## Extracted data
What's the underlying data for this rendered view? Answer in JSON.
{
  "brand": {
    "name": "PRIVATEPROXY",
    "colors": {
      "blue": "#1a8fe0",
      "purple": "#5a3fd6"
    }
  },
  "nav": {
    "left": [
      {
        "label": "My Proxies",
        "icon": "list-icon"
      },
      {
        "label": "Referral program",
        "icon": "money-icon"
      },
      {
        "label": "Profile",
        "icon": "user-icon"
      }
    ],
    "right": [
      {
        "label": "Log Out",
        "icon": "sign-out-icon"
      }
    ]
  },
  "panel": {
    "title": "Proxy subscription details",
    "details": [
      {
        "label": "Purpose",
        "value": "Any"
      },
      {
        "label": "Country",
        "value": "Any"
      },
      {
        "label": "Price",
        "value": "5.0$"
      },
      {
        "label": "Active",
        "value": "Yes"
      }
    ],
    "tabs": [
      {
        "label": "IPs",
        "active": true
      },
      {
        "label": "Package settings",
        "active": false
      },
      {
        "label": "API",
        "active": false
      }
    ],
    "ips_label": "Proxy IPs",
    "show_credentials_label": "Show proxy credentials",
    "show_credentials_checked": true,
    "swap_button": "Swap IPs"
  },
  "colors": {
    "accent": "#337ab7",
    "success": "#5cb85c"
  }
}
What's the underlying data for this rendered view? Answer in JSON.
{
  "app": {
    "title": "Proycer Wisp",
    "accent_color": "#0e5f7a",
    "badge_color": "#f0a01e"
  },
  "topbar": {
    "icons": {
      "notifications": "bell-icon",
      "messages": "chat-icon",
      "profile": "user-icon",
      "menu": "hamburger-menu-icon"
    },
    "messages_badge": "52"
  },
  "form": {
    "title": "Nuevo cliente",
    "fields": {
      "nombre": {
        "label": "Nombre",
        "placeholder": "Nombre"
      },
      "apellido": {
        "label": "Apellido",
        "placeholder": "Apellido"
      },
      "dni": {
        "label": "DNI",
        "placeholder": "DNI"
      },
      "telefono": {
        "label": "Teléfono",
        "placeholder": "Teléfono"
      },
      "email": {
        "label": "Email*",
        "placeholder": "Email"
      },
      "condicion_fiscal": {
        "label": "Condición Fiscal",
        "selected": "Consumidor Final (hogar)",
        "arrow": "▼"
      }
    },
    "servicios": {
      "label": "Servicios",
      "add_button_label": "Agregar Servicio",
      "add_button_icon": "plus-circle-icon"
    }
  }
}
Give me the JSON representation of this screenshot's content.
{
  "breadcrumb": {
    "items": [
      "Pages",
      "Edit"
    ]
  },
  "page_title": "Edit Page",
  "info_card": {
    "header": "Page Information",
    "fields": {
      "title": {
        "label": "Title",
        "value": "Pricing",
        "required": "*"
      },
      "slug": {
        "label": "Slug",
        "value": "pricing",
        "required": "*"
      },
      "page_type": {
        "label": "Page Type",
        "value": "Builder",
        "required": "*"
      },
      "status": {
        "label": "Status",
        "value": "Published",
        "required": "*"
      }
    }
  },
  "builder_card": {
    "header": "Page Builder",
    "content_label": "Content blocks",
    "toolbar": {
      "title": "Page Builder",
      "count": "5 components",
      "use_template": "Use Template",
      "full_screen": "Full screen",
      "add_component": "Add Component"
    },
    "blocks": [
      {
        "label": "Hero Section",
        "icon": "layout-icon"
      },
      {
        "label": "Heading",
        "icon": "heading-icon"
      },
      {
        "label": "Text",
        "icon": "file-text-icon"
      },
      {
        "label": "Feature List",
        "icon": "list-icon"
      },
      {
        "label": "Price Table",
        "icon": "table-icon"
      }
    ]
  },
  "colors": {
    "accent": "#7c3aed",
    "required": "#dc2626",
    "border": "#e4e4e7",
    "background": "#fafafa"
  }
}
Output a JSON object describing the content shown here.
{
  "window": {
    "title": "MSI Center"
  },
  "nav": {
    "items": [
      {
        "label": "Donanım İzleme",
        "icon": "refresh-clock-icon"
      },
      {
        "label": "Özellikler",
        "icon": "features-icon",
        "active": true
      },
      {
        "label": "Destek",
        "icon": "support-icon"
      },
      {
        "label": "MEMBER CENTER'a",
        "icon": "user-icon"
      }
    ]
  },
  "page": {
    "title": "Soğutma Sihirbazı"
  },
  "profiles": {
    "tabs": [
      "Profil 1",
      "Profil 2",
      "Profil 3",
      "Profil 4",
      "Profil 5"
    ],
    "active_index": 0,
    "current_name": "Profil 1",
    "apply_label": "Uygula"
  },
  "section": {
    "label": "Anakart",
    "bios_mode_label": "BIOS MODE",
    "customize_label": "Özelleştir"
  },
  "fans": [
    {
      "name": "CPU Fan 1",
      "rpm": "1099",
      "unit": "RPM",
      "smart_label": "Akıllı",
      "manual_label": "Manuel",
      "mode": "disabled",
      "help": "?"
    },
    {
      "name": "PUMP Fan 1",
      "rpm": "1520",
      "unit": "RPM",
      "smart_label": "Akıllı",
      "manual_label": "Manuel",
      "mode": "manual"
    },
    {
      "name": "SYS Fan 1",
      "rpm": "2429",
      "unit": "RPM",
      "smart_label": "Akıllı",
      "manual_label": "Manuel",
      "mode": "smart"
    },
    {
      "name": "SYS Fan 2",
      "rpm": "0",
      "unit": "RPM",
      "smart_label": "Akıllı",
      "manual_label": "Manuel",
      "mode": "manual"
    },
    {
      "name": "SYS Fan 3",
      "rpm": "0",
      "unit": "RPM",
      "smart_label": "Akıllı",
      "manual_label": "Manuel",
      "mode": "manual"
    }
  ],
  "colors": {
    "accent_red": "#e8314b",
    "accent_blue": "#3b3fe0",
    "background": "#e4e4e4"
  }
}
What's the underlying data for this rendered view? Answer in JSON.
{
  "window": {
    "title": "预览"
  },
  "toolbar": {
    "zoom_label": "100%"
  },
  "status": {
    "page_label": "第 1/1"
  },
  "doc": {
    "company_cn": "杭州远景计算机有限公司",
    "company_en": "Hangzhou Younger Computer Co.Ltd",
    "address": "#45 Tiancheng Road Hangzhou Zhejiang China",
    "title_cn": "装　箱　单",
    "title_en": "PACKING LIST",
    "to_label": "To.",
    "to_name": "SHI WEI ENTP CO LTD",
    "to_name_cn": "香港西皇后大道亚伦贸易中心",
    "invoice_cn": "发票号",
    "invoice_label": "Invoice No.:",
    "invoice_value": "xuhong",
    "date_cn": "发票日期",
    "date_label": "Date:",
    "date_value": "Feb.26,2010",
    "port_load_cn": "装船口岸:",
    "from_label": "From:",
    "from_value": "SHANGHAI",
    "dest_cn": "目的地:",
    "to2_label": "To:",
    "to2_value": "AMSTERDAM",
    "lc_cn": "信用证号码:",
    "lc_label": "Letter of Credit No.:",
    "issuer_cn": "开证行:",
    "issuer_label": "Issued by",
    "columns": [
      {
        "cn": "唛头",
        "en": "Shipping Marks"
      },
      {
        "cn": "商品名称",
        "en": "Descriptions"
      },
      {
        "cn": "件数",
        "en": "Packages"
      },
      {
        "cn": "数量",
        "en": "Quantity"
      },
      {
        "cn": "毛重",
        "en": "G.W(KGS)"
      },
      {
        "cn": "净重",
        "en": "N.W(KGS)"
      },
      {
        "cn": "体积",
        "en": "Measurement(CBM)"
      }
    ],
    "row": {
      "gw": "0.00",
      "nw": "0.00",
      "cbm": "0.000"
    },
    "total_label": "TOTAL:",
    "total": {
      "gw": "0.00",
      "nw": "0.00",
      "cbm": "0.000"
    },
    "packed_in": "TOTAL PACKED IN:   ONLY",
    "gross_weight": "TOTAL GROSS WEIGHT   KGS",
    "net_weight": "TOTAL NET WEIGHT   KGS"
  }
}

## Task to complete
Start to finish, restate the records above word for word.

## Output for this exercise
What's the underlying data for this rendered view? Answer in JSON.
{
  "brand": {
    "name": "PRIVATEPROXY",
    "colors": {
      "blue": "#1a8fe0",
      "purple": "#5a3fd6"
    }
  },
  "nav": {
    "left": [
      {
        "label": "My Proxies",
        "icon": "list-icon"
      },
      {
        "label": "Referral program",
        "icon": "money-icon"
      },
      {
        "label": "Profile",
        "icon": "user-icon"
      }
    ],
    "right": [
      {
        "label": "Log Out",
        "icon": "sign-out-icon"
      }
    ]
  },
  "panel": {
    "title": "Proxy subscription details",
    "details": [
      {
        "label": "Purpose",
        "value": "Any"
      },
      {
        "label": "Country",
        "value": "Any"
      },
      {
        "label": "Price",
        "value": "5.0$"
      },
      {
        "label": "Active",
        "value": "Yes"
      }
    ],
    "tabs": [
      {
        "label": "IPs",
        "active": true
      },
      {
        "label": "Package settings",
        "active": false
      },
      {
        "label": "API",
        "active": false
      }
    ],
    "ips_label": "Proxy IPs",
    "show_credentials_label": "Show proxy credentials",
    "show_credentials_checked": true,
    "swap_button": "Swap IPs"
  },
  "colors": {
    "accent": "#337ab7",
    "success": "#5cb85c"
  }
}
What's the underlying data for this rendered view? Answer in JSON.
{
  "app": {
    "title": "Proycer Wisp",
    "accent_color": "#0e5f7a",
    "badge_color": "#f0a01e"
  },
  "topbar": {
    "icons": {
      "notifications": "bell-icon",
      "messages": "chat-icon",
      "profile": "user-icon",
      "menu": "hamburger-menu-icon"
    },
    "messages_badge": "52"
  },
  "form": {
    "title": "Nuevo cliente",
    "fields": {
      "nombre": {
        "label": "Nombre",
        "placeholder": "Nombre"
      },
      "apellido": {
        "label": "Apellido",
        "placeholder": "Apellido"
      },
      "dni": {
        "label": "DNI",
        "placeholder": "DNI"
      },
      "telefono": {
        "label": "Teléfono",
        "placeholder": "Teléfono"
      },
      "email": {
        "label": "Email*",
        "placeholder": "Email"
      },
      "condicion_fiscal": {
        "label": "Condición Fiscal",
        "selected": "Consumidor Final (hogar)",
        "arrow": "▼"
      }
    },
    "servicios": {
      "label": "Servicios",
      "add_button_label": "Agregar Servicio",
      "add_button_icon": "plus-circle-icon"
    }
  }
}
Give me the JSON representation of this screenshot's content.
{
  "breadcrumb": {
    "items": [
      "Pages",
      "Edit"
    ]
  },
  "page_title": "Edit Page",
  "info_card": {
    "header": "Page Information",
    "fields": {
      "title": {
        "label": "Title",
        "value": "Pricing",
        "required": "*"
      },
      "slug": {
        "label": "Slug",
        "value": "pricing",
        "required": "*"
      },
      "page_type": {
        "label": "Page Type",
        "value": "Builder",
        "required": "*"
      },
      "status": {
        "label": "Status",
        "value": "Published",
        "required": "*"
      }
    }
  },
  "builder_card": {
    "header": "Page Builder",
    "content_label": "Content blocks",
    "toolbar": {
      "title": "Page Builder",
      "count": "5 components",
      "use_template": "Use Template",
      "full_screen": "Full screen",
      "add_component": "Add Component"
    },
    "blocks": [
      {
        "label": "Hero Section",
        "icon": "layout-icon"
      },
      {
        "label": "Heading",
        "icon": "heading-icon"
      },
      {
        "label": "Text",
        "icon": "file-text-icon"
      },
      {
        "label": "Feature List",
        "icon": "list-icon"
      },
      {
        "label": "Price Table",
        "icon": "table-icon"
      }
    ]
  },
  "colors": {
    "accent": "#7c3aed",
    "required": "#dc2626",
    "border": "#e4e4e7",
    "background": "#fafafa"
  }
}
Output a JSON object describing the content shown here.
{
  "window": {
    "title": "MSI Center"
  },
  "nav": {
    "items": [
      {
        "label": "Donanım İzleme",
        "icon": "refresh-clock-icon"
      },
      {
        "label": "Özellikler",
        "icon": "features-icon",
        "active": true
      },
      {
        "label": "Destek",
        "icon": "support-icon"
      },
      {
        "label": "MEMBER CENTER'a",
        "icon": "user-icon"
      }
    ]
  },
  "page": {
    "title": "Soğutma Sihirbazı"
  },
  "profiles": {
    "tabs": [
      "Profil 1",
      "Profil 2",
      "Profil 3",
      "Profil 4",
      "Profil 5"
    ],
    "active_index": 0,
    "current_name": "Profil 1",
    "apply_label": "Uygula"
  },
  "section": {
    "label": "Anakart",
    "bios_mode_label": "BIOS MODE",
    "customize_label": "Özelleştir"
  },
  "fans": [
    {
      "name": "CPU Fan 1",
      "rpm": "1099",
      "unit": "RPM",
      "smart_label": "Akıllı",
      "manual_label": "Manuel",
      "mode": "disabled",
      "help": "?"
    },
    {
      "name": "PUMP Fan 1",
      "rpm": "1520",
      "unit": "RPM",
      "smart_label": "Akıllı",
      "manual_label": "Manuel",
      "mode": "manual"
    },
    {
      "name": "SYS Fan 1",
      "rpm": "2429",
      "unit": "RPM",
      "smart_label": "Akıllı",
      "manual_label": "Manuel",
      "mode": "smart"
    },
    {
      "name": "SYS Fan 2",
      "rpm": "0",
      "unit": "RPM",
      "smart_label": "Akıllı",
      "manual_label": "Manuel",
      "mode": "manual"
    },
    {
      "name": "SYS Fan 3",
      "rpm": "0",
      "unit": "RPM",
      "smart_label": "Akıllı",
      "manual_label": "Manuel",
      "mode": "manual"
    }
  ],
  "colors": {
    "accent_red": "#e8314b",
    "accent_blue": "#3b3fe0",
    "background": "#e4e4e4"
  }
}
What's the underlying data for this rendered view? Answer in JSON.
{
  "window": {
    "title": "预览"
  },
  "toolbar": {
    "zoom_label": "100%"
  },
  "status": {
    "page_label": "第 1/1"
  },
  "doc": {
    "company_cn": "杭州远景计算机有限公司",
    "company_en": "Hangzhou Younger Computer Co.Ltd",
    "address": "#45 Tiancheng Road Hangzhou Zhejiang China",
    "title_cn": "装　箱　单",
    "title_en": "PACKING LIST",
    "to_label": "To.",
    "to_name": "SHI WEI ENTP CO LTD",
    "to_name_cn": "香港西皇后大道亚伦贸易中心",
    "invoice_cn": "发票号",
    "invoice_label": "Invoice No.:",
    "invoice_value": "xuhong",
    "date_cn": "发票日期",
    "date_label": "Date:",
    "date_value": "Feb.26,2010",
    "port_load_cn": "装船口岸:",
    "from_label": "From:",
    "from_value": "SHANGHAI",
    "dest_cn": "目的地:",
    "to2_label": "To:",
    "to2_value": "AMSTERDAM",
    "lc_cn": "信用证号码:",
    "lc_label": "Letter of Credit No.:",
    "issuer_cn": "开证行:",
    "issuer_label": "Issued by",
    "columns": [
      {
        "cn": "唛头",
        "en": "Shipping Marks"
      },
      {
        "cn": "商品名称",
        "en": "Descriptions"
      },
      {
        "cn": "件数",
        "en": "Packages"
      },
      {
        "cn": "数量",
        "en": "Quantity"
      },
      {
        "cn": "毛重",
        "en": "G.W(KGS)"
      },
      {
        "cn": "净重",
        "en": "N.W(KGS)"
      },
      {
        "cn": "体积",
        "en": "Measurement(CBM)"
      }
    ],
    "row": {
      "gw": "0.00",
      "nw": "0.00",
      "cbm": "0.000"
    },
    "total_label": "TOTAL:",
    "total": {
      "gw": "0.00",
      "nw": "0.00",
      "cbm": "0.000"
    },
    "packed_in": "TOTAL PACKED IN:   ONLY",
    "gross_weight": "TOTAL GROSS WEIGHT   KGS",
    "net_weight": "TOTAL NET WEIGHT   KGS"
  }
}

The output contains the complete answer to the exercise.